Giyani is hopeful that its acquisition in Botswana could become the world’s next most significant manganese discovery. The Botswana license sits in the Kanye Basin within the famous Transvaal Supergroup, which extends north from the Griqualand West basin in South Africa. The Griqualand basin is host to several large manganese mines including the Kalahari Manganese Field, located west of Hotazel in the Northern Cape.  The firm also has other battery metals exploration acquisitions in the pipeline and once it beds down manganese, it intends to focus on cobalt outside of the DRC.

I like the fact that Giyani keeps its operating and capital expenses on the low side, while at the same time having an acquisitive strategy to expand its product portfolio, specifically specialising in manganese and cobalt. This gives shareholders the promise of a relatively diversified company that remains nimble in character, allowing it to easily manoeuvre to utilise opportunities where they crop up.

There is potential for near term production at its Botswana acquisition, with historical manganese production under application, and easy transport links to South African export hubs makes this project potentially easy to mobilize. So, the promise here is possible near term production, which could only increase the value of the company.

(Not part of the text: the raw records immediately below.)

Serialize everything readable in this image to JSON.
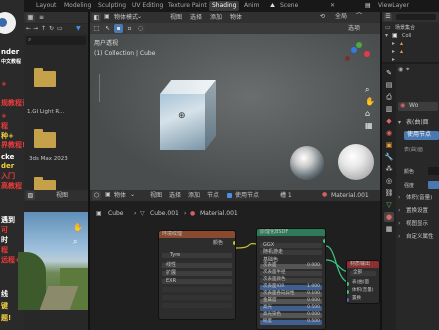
{
  "topbar": {
    "tabs": [
      "Layout",
      "Modeling",
      "Sculpting",
      "UV Editing",
      "Texture Paint",
      "Shading",
      "Anim"
    ],
    "active_tab": "Shading",
    "scene": "Scene",
    "view_layer": "ViewLayer"
  },
  "overlay_text": {
    "lines": [
      "nder",
      "中文教程",
      "+",
      "规教程计+",
      "+",
      "程",
      "种+",
      "界教程!",
      "cke",
      "der",
      "入门",
      "高教程",
      "遇到",
      "可",
      "时",
      "程",
      "远程+",
      "线",
      "键",
      "题!"
    ]
  },
  "file_browser": {
    "items": [
      "1.GI Light R...",
      "3ds Max 2023",
      ""
    ]
  },
  "image_editor": {
    "view_label": "视图"
  },
  "viewport": {
    "mode": "物体模式",
    "menu": [
      "视图",
      "选择",
      "添加",
      "物体"
    ],
    "perspective_label": "用户透视",
    "collection_label": "(1) Collection | Cube",
    "global_label": "全局",
    "options_label": "选项"
  },
  "node_editor": {
    "menu_left": [
      "物体",
      "视图",
      "选择",
      "添加",
      "节点"
    ],
    "use_nodes_label": "使用节点",
    "slot_label": "槽 1",
    "material_name": "Material.001",
    "breadcrumb": [
      "Cube",
      "Cube.001",
      "Material.001"
    ],
    "nodes": {
      "texture": {
        "title": "环境纹理",
        "rows": [
          "颜色",
          "Tyre",
          "线性",
          "扩展",
          "EXR"
        ]
      },
      "bsdf": {
        "title": "原理化BSDF",
        "fields": [
          "GGX",
          "随机游走",
          "基础色",
          "次表面",
          "次表面半径",
          "次表面颜色",
          "次表面IOR",
          "次表面各向异性",
          "金属度",
          "高光",
          "高光染色",
          "糙度"
        ],
        "values": [
          "0.000",
          "1.000",
          "0.100",
          "0.000",
          "0.500",
          "0.000",
          "0.500",
          "0.000"
        ]
      },
      "output": {
        "title": "材质输出",
        "rows": [
          "全部",
          "表(曲)面",
          "体积(音量)",
          "置换"
        ]
      }
    }
  },
  "outliner": {
    "items": [
      "场景集合",
      "Coll",
      "",
      "",
      ""
    ]
  },
  "properties": {
    "search_label": "Wo",
    "section_surface": "表(曲)面",
    "use_nodes_label": "使用节点",
    "surface_label": "表(曲)面",
    "color_label": "颜色",
    "strength_label": "强度",
    "sections": [
      "体积(音量)",
      "置换设置",
      "视图显示",
      "自定义属性"
    ]
  }
}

It hasn’t been a walk in the park for junior miners the past few years. The global downturn in commodities made it extremely trying for juniors to raise capital to finance exploration activities. Giyani has weathered that storm, cutting overheads in 2016 and pursuing the focus of battery metals manganese and cobalt to keep the company afloat in a challenging environment, making it a resilient lean company with potential.